KUALA LUMPUR, Oct 24 — The Malaysian Communications and Multimedia Commission (MCMC) questioned two BFM radio producers today over a recent interview they conducted with American religious scholar Dr Reza Aslan over the “Allah” controversy.
Ezra Zaid said that the country’s communications and Internet regulator called him and his colleague, Umapagan Ampikaipakan, up for a statement this afternoon over their interview with Aslan.
“Umapagan and myself were called in today to give a statement,” Ezra told The Malay Mail Online today.
In the interview with the business station last Monday, Aslan criticised the recent Court of Appeal ruling that found that the word “Allah” belonged exclusively to Muslims, pointing out that the word was just an Arabic term for God.
“Allah is a construction of the word al-Ilah...Al-Ilah means ‘The God’. Allah is not the name of God.
“Frankly, anyone who thinks that Allah is the name of God, is not just incorrect, but is going against the Quran itself. It is almost a blasphemous thought to think that Allah has a name,” Aslan had said.
Part of the interview with Aslan, which featured his remarks on the “Allah” issue, did not air, but was uploaded in a podcast on BFM’s website www.bfm.my instead.
BFM managing director Malek Ali said that the line of questioning by MCMC investigating officers seemed to indicate that “they did not fully comprehend which portions were broadcasted, and which were only available online via podcast”.
“We did not broadcast parts of Reza Azlan’s interview that we deemed might have the potential of upsetting the more sensitive members of the public, but we did leave those parts in the podcast,” Malek told The Malay Mail Online.
“Our online visitors than would have a choice of whether they want to listen to it or not, and if they do, to form their own opinions on the matter,” he added.
Last week, the Court of Appeal ruled against a High Court decision allowing the Catholic Church to refer to the Christian god with the Arabic word “Allah” in the Bahasa Malaysia section of its weekly paper, the Herald.
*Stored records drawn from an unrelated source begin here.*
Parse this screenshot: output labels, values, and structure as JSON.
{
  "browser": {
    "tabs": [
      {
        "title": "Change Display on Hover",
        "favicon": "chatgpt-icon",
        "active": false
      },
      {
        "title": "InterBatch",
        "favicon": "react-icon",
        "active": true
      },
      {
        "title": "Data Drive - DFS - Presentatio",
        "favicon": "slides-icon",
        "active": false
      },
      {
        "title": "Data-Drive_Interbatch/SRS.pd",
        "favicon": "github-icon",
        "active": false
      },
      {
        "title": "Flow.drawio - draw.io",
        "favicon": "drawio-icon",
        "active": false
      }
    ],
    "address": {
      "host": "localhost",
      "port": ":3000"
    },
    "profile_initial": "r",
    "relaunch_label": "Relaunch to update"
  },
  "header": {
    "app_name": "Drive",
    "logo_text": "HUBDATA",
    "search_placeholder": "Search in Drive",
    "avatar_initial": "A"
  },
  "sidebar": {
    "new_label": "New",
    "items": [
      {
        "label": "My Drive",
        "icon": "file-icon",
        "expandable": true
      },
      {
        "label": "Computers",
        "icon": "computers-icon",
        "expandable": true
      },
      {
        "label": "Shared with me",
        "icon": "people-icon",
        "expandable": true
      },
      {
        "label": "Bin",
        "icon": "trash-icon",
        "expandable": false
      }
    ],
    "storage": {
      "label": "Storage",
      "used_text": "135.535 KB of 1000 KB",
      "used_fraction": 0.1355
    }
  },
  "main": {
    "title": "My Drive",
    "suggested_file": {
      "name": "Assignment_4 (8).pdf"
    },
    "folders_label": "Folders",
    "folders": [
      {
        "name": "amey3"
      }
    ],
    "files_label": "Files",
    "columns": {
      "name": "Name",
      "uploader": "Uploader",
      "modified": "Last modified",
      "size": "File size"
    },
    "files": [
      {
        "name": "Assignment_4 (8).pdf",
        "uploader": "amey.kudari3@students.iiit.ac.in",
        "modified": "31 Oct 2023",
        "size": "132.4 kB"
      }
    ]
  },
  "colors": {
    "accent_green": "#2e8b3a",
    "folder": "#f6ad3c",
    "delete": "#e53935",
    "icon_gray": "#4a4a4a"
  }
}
The court adjudged the usage of the word “Allah” as not integral to the Christian faith and said that allowing such an application would cause confusion in the Muslim community.
In the interview, Aslan told BFM that the world was “laughing” at Malaysia over the court ruling that he described as a “political decision more than anything else”.
“That you can control people’s ideas, their behaviour, their faith and their minds simply by trying to control the words that they use, is absurd. It is an embarrassment to a modern, constitutional, democratic and deeply Muslim state like Malaysia,” said the religious scholar, who is also a Muslim.
Aslan, who has written two books on Islam and one on Christianity, said that Christians referring to God as “Allah” do not pose a threat to Islam.
“A Taliban put a bomb in the Quran and took it to a mosque in [Afghanistan], where Muslims were slaughtered on one of the holiest days in the Muslim calendar. You want to talk about threats to Islam? That’s a threat to Islam,” said the author.
Afghan governor Arsallah Jamal was killed in a bomb attack in a mosque on Aidiladha last week as he was delivering a sermon.
Aslan also pointed out that “Allah” predates Islam, noting that Hebrews and Christians in the Arabian peninsula have long described God with the Arabic word before the time of Prophet Muhammad.
“Allah is not God’s name. Muslims do not own the word itself,” said the author of international bestseller No God But God: The Origins, Evolution, and Future of Islam.
Aslan, who has a PhD in the sociology of religions and a degree on the New Testament, shot to fame last July when an interviewer with US channel Fox News repeatedly ignored his credentials and focused on his motivations, as a Muslim, for writing a controversial book on Jesus Christ.
The interview by the US news channel was based on his latest book titled Zealot: The Life and Times of Jesus of Nazareth.
Local Islamic scholar Datuk Dr Mohd Asri Zainul Abidin has also similarly said that the Quran allows ― and even encourages ― non-Muslims to address God as “Allah”, as long as they are referring to “The Supreme Being”.
The former Perlis mufti said recently that banning non-Muslims from calling God “Allah” is tantamount to “syirik”, which refers to the sin of practising idolatry or polytheism and is an unforgivable crime in Islam.
On Monday, Prime Minister Datuk Seri Najib Razak said that the Court of Appeal’s decision does not affect Christians in Sabah and Sarawak, as he upheld the validity of the 10-point solution for the East Malaysian states.
Several ministers also said recently that the 10-point solution issued by Putrajaya in 2011 — which allows the printing, importation and distribution of the Al-Kitab, the Bahasa Malaysia version of the Christian bible, containing the word “Allah” — should stand, despite the appellate court ruling.